_Given information:_

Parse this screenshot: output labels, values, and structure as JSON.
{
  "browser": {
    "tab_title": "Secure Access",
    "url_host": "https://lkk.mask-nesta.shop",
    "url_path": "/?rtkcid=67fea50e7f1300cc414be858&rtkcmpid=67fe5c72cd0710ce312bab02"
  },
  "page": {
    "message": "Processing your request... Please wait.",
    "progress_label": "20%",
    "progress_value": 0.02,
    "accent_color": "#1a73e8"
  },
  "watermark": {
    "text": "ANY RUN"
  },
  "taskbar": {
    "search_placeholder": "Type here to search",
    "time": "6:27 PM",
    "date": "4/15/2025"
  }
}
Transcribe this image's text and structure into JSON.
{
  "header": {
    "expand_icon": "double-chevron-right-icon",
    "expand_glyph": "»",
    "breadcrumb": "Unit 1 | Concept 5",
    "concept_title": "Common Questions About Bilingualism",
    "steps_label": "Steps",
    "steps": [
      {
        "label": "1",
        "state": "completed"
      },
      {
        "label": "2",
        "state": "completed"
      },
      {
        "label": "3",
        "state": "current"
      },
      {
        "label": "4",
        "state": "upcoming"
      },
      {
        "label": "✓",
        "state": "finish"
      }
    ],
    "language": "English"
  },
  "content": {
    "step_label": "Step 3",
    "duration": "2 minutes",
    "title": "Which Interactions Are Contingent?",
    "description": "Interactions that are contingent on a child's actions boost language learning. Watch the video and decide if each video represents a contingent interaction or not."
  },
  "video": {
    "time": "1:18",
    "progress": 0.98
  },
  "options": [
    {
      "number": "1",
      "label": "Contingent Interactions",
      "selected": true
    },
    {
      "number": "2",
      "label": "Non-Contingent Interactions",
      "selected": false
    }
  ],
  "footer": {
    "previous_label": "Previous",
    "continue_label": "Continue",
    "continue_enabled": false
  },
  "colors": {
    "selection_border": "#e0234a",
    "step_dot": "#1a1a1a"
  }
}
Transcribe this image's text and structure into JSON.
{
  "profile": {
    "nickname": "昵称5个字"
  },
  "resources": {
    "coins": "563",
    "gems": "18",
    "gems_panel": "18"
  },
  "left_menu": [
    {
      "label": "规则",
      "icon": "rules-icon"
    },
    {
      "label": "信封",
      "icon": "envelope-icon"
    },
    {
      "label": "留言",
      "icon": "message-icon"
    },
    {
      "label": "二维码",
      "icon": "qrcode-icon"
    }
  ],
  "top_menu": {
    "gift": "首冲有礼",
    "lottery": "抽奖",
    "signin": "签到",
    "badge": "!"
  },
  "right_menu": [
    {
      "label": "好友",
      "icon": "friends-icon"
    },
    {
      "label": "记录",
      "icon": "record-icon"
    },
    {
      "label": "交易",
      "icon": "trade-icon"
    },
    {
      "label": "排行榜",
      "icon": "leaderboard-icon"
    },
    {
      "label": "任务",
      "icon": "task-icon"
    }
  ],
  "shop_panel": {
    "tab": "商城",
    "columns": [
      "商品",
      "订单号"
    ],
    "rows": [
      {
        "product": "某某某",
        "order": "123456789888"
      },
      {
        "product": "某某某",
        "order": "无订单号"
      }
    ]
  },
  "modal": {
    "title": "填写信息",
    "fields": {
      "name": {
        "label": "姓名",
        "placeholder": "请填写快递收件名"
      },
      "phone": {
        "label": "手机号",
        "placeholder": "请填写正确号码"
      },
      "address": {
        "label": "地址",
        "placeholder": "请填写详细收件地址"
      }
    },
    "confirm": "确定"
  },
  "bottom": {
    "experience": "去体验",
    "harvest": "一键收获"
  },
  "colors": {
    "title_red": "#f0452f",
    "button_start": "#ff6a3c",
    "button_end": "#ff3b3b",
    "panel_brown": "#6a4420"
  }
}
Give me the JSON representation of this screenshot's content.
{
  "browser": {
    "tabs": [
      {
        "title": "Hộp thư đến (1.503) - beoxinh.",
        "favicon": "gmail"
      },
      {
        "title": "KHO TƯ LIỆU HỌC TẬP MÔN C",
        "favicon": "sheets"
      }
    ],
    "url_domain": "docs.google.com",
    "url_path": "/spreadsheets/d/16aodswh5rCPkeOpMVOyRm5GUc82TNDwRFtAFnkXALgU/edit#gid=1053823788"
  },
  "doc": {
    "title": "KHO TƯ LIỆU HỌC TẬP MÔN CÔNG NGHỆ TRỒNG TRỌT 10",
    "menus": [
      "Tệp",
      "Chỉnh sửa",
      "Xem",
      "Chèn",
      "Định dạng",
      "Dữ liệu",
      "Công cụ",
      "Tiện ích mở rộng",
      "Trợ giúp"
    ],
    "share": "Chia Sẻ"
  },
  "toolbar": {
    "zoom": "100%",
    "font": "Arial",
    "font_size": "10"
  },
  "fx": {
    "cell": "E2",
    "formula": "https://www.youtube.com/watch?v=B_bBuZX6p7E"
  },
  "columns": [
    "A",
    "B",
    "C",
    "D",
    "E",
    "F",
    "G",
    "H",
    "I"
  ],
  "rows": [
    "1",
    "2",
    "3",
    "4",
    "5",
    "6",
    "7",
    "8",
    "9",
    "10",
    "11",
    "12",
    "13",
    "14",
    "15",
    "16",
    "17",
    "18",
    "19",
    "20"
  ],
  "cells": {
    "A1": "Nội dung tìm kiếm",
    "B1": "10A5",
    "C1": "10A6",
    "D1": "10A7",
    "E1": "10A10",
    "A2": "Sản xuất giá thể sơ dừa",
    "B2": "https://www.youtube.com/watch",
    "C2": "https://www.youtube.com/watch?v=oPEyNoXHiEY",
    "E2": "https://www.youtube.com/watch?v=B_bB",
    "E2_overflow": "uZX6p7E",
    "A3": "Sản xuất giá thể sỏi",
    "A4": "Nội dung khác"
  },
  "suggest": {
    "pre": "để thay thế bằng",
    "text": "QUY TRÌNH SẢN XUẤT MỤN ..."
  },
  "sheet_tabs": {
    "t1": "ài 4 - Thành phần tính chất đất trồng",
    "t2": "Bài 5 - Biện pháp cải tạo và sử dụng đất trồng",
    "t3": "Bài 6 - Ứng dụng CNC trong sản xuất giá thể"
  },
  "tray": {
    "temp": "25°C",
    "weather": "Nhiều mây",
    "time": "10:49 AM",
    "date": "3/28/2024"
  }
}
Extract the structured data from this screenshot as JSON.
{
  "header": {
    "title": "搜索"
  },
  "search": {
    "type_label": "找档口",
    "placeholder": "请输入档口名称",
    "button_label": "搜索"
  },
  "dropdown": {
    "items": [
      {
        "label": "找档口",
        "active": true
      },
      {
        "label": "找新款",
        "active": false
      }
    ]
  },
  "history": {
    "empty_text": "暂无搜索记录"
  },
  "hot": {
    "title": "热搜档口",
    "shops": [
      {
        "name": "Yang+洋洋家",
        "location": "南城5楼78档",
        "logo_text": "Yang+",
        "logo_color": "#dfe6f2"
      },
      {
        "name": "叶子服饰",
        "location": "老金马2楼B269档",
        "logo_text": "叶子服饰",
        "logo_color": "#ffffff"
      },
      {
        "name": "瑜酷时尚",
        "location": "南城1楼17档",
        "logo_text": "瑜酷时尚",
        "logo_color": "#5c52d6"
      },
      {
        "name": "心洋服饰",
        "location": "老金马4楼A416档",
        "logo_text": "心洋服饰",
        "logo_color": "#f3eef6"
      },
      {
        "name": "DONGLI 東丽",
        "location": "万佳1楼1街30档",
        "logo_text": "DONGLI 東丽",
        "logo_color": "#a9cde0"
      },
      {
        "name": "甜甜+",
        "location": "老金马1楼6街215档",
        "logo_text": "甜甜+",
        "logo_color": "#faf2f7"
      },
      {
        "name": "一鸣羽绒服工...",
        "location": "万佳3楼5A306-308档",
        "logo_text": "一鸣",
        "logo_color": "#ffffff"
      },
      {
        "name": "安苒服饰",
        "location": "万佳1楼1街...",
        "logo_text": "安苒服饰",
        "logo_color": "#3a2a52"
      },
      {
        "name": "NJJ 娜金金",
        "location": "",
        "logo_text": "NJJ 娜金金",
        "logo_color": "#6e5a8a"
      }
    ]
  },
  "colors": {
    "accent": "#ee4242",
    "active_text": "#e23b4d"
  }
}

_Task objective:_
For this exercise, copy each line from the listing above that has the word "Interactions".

_Written solution:_
    "title": "Which Interactions Are Contingent?",
    "description": "Interactions that are contingent on a child's actions boost language learning. Watch the video and decide if each video represents a contingent interaction or not."
      "label": "Contingent Interactions",
      "label": "Non-Contingent Interactions",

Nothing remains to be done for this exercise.